Financial complicity: lending to States involved in gross violations of human rights

Published
22 December 2014
Author
The Independent Expert on the effects of foreign debt and other related international financial obligations of States on the full enjoyment of all human rights, particularly economic, social and cultural rights
Presented
At the 28th session of the HRC

Summary

This report discusses the issue of financial complicity analysing the impact that lending may have on Governments engaged in gross human rights violations. The report intends to contribute to a better understanding of when financial support may contribute to, or sustain the commission of, large-scale gross human rights violations by sketching a rational choice framework premised on the incentives of authoritarian Governments and private and official lenders.
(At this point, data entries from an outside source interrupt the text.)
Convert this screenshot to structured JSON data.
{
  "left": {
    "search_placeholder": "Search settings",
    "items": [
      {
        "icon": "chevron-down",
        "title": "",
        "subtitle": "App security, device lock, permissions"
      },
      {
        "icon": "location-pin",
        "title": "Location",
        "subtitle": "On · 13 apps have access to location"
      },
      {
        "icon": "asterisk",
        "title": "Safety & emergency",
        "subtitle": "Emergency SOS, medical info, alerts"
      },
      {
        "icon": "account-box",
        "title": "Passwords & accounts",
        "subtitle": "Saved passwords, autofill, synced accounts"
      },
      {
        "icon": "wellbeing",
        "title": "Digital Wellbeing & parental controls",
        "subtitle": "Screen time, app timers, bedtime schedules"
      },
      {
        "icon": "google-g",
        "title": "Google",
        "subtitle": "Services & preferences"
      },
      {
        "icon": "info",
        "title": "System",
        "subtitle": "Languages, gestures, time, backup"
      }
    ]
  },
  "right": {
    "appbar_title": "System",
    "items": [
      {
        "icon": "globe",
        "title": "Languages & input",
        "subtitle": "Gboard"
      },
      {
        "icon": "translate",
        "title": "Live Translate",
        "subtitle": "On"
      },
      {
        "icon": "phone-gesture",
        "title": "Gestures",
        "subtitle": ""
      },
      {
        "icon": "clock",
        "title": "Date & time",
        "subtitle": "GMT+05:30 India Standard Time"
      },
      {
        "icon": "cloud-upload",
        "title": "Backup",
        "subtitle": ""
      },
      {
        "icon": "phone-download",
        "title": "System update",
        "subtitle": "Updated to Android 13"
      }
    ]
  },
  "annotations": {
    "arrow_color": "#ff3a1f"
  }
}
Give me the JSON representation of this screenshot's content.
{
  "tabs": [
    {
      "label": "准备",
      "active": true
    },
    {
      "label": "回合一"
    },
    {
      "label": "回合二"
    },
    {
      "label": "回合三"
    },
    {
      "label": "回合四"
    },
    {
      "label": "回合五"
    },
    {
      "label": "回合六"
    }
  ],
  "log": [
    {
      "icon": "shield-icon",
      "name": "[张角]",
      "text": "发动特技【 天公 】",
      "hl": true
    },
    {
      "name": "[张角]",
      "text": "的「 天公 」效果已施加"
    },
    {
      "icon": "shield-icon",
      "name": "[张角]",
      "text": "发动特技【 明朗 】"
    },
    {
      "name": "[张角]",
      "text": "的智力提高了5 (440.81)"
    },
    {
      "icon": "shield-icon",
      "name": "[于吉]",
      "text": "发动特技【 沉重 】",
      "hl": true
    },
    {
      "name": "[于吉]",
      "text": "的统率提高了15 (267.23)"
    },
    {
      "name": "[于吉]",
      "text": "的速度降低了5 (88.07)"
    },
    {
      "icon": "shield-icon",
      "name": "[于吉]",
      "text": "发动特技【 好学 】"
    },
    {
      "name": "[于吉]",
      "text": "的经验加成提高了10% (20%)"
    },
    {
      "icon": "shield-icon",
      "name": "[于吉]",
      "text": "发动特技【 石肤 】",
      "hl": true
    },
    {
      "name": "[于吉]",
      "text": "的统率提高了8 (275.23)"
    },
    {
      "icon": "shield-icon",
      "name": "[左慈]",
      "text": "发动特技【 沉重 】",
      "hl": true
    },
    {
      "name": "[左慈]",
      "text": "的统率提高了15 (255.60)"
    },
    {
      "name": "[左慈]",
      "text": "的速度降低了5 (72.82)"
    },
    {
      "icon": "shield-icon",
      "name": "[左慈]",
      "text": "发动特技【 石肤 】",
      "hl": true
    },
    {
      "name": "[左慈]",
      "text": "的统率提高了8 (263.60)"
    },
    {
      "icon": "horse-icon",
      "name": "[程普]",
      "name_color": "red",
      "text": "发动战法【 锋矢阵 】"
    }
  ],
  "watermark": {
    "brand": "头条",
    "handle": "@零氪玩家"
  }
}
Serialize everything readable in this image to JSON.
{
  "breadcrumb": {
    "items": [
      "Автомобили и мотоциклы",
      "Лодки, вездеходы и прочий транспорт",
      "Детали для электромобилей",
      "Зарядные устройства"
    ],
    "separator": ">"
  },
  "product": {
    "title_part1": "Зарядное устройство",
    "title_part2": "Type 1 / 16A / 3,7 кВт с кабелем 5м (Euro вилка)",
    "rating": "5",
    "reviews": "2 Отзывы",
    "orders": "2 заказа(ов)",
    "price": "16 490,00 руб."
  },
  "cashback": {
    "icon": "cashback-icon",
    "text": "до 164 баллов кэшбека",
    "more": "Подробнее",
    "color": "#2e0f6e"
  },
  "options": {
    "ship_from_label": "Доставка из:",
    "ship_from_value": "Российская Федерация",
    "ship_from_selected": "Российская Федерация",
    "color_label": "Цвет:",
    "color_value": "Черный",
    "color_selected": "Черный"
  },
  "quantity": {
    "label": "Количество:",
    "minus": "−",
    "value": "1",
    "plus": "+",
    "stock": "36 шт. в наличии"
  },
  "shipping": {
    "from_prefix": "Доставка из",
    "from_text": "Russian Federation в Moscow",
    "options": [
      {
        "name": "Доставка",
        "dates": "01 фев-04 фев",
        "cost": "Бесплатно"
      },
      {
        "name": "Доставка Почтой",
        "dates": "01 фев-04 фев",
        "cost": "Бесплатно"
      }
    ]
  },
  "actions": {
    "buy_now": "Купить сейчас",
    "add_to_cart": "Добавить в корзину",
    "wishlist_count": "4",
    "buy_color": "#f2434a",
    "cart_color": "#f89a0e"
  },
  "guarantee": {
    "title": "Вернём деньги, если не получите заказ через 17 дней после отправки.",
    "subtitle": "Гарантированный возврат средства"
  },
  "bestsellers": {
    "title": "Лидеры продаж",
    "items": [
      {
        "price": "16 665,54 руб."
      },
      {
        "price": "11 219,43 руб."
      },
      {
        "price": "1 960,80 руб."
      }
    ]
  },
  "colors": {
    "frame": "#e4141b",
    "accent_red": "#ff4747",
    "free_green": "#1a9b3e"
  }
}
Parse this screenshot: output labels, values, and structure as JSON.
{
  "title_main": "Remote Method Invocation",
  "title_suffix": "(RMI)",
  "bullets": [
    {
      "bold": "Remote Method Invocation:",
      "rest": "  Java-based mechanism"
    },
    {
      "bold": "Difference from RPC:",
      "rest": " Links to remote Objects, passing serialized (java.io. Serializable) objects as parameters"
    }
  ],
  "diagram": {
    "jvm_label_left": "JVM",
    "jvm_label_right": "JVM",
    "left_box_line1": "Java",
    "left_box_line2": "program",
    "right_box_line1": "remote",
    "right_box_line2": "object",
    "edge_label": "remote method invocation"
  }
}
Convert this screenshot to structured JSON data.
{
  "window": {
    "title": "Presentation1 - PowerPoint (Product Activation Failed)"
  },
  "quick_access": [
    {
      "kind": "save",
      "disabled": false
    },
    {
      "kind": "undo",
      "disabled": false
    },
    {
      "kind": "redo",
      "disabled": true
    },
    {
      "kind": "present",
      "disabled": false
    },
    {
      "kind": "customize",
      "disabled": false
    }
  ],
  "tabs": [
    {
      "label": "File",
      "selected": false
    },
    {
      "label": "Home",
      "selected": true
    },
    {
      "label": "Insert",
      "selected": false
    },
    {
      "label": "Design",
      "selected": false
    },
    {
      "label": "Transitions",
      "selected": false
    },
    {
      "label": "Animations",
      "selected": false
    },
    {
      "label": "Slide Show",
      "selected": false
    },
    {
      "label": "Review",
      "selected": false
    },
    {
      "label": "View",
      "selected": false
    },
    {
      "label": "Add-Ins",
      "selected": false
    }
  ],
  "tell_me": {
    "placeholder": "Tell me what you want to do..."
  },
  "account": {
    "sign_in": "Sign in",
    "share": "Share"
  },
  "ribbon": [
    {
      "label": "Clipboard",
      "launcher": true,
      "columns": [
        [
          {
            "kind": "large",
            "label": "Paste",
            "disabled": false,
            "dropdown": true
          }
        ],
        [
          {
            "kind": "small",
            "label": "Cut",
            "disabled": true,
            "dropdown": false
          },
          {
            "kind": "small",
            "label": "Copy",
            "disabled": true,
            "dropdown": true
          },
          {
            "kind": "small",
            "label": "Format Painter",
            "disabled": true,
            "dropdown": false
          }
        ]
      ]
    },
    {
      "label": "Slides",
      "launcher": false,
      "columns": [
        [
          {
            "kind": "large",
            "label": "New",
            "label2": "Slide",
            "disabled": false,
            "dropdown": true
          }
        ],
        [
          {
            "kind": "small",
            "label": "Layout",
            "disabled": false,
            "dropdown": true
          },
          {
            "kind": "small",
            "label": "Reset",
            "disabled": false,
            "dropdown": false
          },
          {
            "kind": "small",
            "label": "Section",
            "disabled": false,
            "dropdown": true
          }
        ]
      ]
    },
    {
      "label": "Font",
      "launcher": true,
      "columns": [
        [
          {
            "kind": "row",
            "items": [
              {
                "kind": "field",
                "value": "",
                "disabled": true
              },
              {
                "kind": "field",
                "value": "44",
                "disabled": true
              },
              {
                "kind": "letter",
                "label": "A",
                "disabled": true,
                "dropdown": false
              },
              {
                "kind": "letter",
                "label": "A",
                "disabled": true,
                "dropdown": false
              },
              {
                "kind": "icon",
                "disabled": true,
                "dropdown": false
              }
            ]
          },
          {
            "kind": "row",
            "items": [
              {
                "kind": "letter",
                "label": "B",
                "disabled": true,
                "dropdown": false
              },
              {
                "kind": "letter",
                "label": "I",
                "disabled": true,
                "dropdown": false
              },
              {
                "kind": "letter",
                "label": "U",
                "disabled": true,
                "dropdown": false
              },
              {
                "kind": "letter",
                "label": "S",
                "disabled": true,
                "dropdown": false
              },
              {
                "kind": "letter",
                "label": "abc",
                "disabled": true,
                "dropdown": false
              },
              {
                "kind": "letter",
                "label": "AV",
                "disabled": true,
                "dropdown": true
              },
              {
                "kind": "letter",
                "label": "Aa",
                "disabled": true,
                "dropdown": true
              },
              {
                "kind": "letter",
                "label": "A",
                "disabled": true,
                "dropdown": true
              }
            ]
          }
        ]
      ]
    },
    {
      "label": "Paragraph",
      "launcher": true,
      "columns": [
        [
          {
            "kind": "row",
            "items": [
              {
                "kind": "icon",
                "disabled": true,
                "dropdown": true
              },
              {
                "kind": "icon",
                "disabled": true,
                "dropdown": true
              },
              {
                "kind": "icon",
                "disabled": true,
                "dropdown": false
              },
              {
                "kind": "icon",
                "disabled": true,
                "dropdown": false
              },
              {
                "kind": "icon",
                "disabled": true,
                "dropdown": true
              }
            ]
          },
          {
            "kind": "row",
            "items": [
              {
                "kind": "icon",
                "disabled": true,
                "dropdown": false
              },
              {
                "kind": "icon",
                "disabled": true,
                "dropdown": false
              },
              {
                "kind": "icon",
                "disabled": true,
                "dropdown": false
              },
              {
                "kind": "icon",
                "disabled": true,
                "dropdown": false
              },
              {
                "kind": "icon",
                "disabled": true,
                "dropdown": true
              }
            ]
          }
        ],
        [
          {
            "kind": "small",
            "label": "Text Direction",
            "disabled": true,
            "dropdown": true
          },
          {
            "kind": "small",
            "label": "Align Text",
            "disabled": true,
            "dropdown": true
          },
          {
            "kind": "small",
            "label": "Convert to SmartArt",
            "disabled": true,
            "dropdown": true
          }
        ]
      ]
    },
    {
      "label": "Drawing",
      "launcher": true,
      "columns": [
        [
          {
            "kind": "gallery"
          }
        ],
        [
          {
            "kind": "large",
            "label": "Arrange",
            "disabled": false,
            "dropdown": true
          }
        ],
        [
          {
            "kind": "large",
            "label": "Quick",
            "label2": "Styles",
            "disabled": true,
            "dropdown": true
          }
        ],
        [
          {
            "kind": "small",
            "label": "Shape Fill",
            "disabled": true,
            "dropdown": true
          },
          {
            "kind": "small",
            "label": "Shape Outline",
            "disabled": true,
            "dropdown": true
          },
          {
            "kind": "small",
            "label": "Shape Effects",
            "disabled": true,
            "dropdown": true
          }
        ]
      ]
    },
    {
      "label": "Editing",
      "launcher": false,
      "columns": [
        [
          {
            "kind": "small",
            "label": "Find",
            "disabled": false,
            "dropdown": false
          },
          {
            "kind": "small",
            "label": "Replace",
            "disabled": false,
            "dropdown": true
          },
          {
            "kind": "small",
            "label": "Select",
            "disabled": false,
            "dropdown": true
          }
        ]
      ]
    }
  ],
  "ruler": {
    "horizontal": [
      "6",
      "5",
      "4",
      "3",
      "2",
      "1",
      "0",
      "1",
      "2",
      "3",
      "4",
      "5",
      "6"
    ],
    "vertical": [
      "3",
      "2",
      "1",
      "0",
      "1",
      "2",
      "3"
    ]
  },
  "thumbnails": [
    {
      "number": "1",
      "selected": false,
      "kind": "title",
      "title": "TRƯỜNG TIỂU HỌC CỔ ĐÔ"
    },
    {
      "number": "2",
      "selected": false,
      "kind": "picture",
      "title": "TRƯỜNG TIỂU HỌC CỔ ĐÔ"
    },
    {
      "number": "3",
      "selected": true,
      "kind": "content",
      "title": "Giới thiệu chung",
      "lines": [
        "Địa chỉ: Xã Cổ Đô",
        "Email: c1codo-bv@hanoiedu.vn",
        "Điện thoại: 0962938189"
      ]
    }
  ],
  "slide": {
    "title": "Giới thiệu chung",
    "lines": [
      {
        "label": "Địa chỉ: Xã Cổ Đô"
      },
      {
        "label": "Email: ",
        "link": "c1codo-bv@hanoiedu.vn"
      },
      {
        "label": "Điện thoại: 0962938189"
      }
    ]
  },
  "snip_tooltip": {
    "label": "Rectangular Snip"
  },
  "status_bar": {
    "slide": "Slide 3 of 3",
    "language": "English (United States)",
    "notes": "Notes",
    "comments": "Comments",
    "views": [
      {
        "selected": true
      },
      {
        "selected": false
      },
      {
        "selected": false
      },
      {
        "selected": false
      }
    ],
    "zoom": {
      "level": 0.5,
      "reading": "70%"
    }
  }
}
In the report, the Independent Expert reviews the existing empirical evidence of the relationship between sovereign financing, human rights practices and the consolidation of Governments engaged in gross violations of human rights. Finally, the Independent Expert presents some interim conclusions and invites stakeholders to discuss them. The legal and policy implications of financial complicity will be discussed in a future study.